Generating a lead may be the sole purpose of your site or a small piece of your marketing mix. Either way, it is always about answering a prospect's unspoken questions and communicating the value of doing business with you.
Folks do their research online precisely so they don't have to interact with someone - think of your visitors as the most introverted people you ever knew. They come to you with curiosity, expecting you to understand what they need and to lead them along a comfortable path of enlightenment and delight. Every click represents an unspoken question they hope you will answer.
Can the design, architecture and content of your Web site convince visitors you're valuable to them, so they give something of value to you in return by becoming leads? Here are seven suggestions to get you started.
It doesn't matter whether your business is B2B or B2C, whether your sales process is simple or complex - these may influence the details of your tactics, but they won't change the fact that every ebusiness is about persuasion.
Framing a persuasive process always begins with answering the same basic questions:
Who do you need to persuade?
What are you persuading them to do?
When the goal is generating leads, you usually want to persuade your visitors to fill in a contact form, download a white paper or demo, register, opt in to a newsletter or e-mail list, or forward your content to a friend.
Once you have created the personas, constructions that represent your "who"s, and identified the action you want them to take, you then turn to designing an online experience that incorporates your answer to the third basic question:
How can you most effectively persuade them?
Identify what really matters to your visitors. What motivates them to seek you out? What problems do you solve for them? What friction points do you reduce for them? Identify the benefits and value your products or services confer. Find your visitors' buttons, then push them by serving up a nice, juicy, relevant message.
Unless you're marketing to a select audience that absolutely requires you to communicate credibility via insiderspeak (jargon), stay away from the stuff. Jargon convinces folks you aren't really interested in talking to them, so they're far less likely to pay attention. If you must include specific terminology, give it a low profile. Those wanting to know if you can really talk the talk will look to find it (and yes, you should have a place for this on your site).
If you're not sure how folks talk or think about your products or services, conduct online consumer research and speak with the people who interact directly with your customers. Using your customers' language on your Web site not only helps them feel as though you are speaking to them, it also boosts your chances with the search engines.
The first rule of online success is it's never about you. Brilliant as you and your business may be, focus on visitors. Let them know you understand their needs and what matters to them. Put them center stage. Want a thumbnail view of how customer-focused the language on your site is? Try the Customer Focus Calculator on our Web site. It identifies how often your copy brags about things like, "We are the best, we are the original."
When it comes to forms, ask for as little information as possible. You probably want to request customer information that includes everything from name to shoe size. You can certainly ask for it. But the more information you ask for, the less likely folks are to fork it over. Conversion rates are generally proportional to the amount of information requested. This holds especially true for lead-generating conversions.

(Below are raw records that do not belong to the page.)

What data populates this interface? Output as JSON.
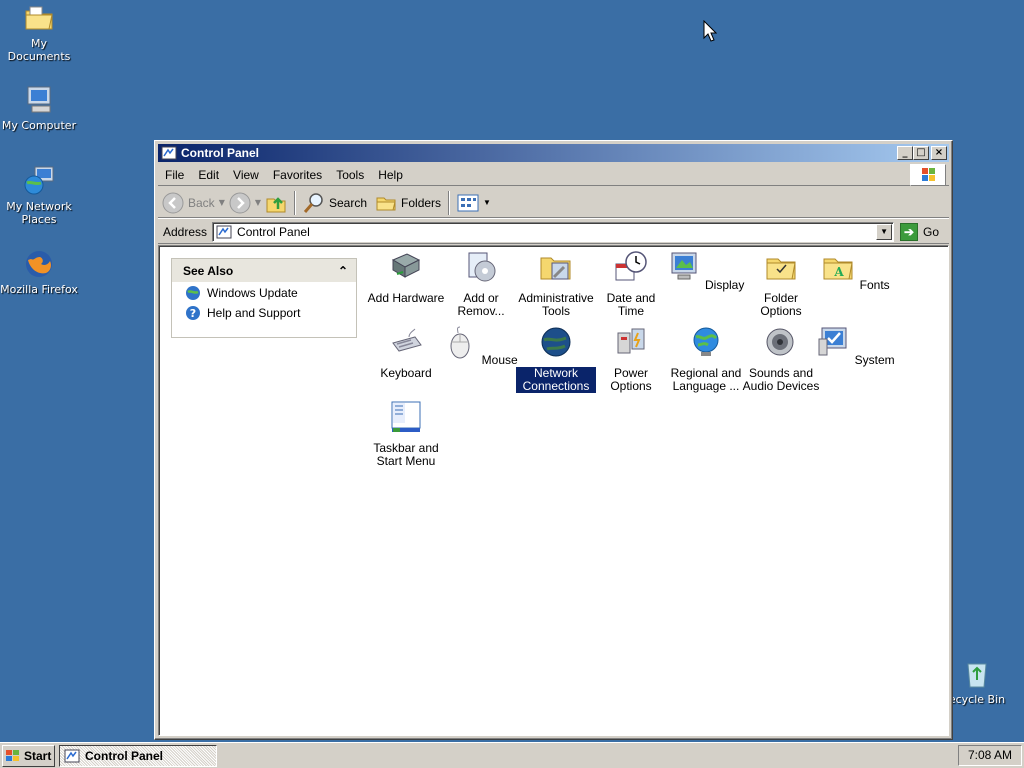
{
  "desktop": {
    "icons": [
      {
        "label": "My Documents",
        "icon": "folder-documents-icon"
      },
      {
        "label": "My Computer",
        "icon": "computer-icon"
      },
      {
        "label": "My Network Places",
        "icon": "network-places-icon"
      },
      {
        "label": "Mozilla Firefox",
        "icon": "firefox-icon"
      },
      {
        "label": "ecycle Bin",
        "icon": "recycle-bin-icon"
      }
    ],
    "background_color": "#3a6ea5"
  },
  "window": {
    "title": "Control Panel",
    "menu": [
      "File",
      "Edit",
      "View",
      "Favorites",
      "Tools",
      "Help"
    ],
    "toolbar": {
      "back_label": "Back",
      "search_label": "Search",
      "folders_label": "Folders"
    },
    "address": {
      "label": "Address",
      "value": "Control Panel",
      "go_label": "Go"
    },
    "see_also": {
      "title": "See Also",
      "items": [
        {
          "label": "Windows Update",
          "icon": "windows-update-icon"
        },
        {
          "label": "Help and Support",
          "icon": "help-icon"
        }
      ]
    },
    "items": [
      {
        "label": "Add Hardware",
        "icon": "add-hardware-icon"
      },
      {
        "label": "Add or Remov...",
        "icon": "add-remove-programs-icon"
      },
      {
        "label": "Administrative Tools",
        "icon": "admin-tools-icon"
      },
      {
        "label": "Date and Time",
        "icon": "date-time-icon"
      },
      {
        "label": "Display",
        "icon": "display-icon"
      },
      {
        "label": "Folder Options",
        "icon": "folder-options-icon"
      },
      {
        "label": "Fonts",
        "icon": "fonts-icon"
      },
      {
        "label": "Keyboard",
        "icon": "keyboard-icon"
      },
      {
        "label": "Mouse",
        "icon": "mouse-icon"
      },
      {
        "label": "Network Connections",
        "icon": "network-connections-icon",
        "selected": true
      },
      {
        "label": "Power Options",
        "icon": "power-options-icon"
      },
      {
        "label": "Regional and Language ...",
        "icon": "regional-language-icon"
      },
      {
        "label": "Sounds and Audio Devices",
        "icon": "sounds-icon"
      },
      {
        "label": "System",
        "icon": "system-icon"
      },
      {
        "label": "Taskbar and Start Menu",
        "icon": "taskbar-start-menu-icon"
      }
    ]
  },
  "taskbar": {
    "start_label": "Start",
    "task_label": "Control Panel",
    "clock": "7:08 AM"
  },
  "colors": {
    "title_gradient_start": "#0a246a",
    "title_gradient_end": "#a6caf0",
    "selection": "#0a246a"
  }
}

Lead generation is a value exchange. Your visitors expect to get something of value from you in exchange for their information. What they have to provide should not be one iota more than they perceive necessary! If you want more information, provide more value in proportion to the request. You want my shoe size for your newsletter? Offer me a free pair of socks after I've received the newsletter.
No two ways about it, if visitors can't quickly make visual heads or tails of your content, they won't stick around and you won't generate a lead. Layout matters. Evaluate your copy for scannability and skimmability. Use eye-tracking principles so visitors can find what they expect to find where they expect to find it.
It is your job to help your visitors qualify their needs as soon as they land on your site. When you provide a means for them to find what they want and get to it quickly, you build rapport and help your visitors feel understood. It's a process that begins on the home page (or a well-designed landing page).
But not all visitors know exactly what they want. Some may not be in a buying mood. That doesn't mean they won't buy. An exceptional qualification scheme is critical to getting a customer. It's just as critical to generating a lead. Let visitors know briefly who you are, what you do, and what you offer. You're more likely to persuade them to become a lead.
Improving lead generation means evaluating what you've done so you can figure out how to do it better. Web analytics to consider include:
Responses: How many folks downloaded your white paper, subscribed to your newsletter, or opted in to your e-mail list?
Time spent on site: How long do visitors stick around?
Reject rates, especially on contact pages: Where do folks bail out of your site? Are you losing visitors just when you think you have them?
Leads-to-close ratio: Is there a connection between perception and satisfaction?
Try incorporating one or two of these suggestions and see what happens. Better still, make all these the centerpiece of your site's conversion philosophy, and watch those leads roll in!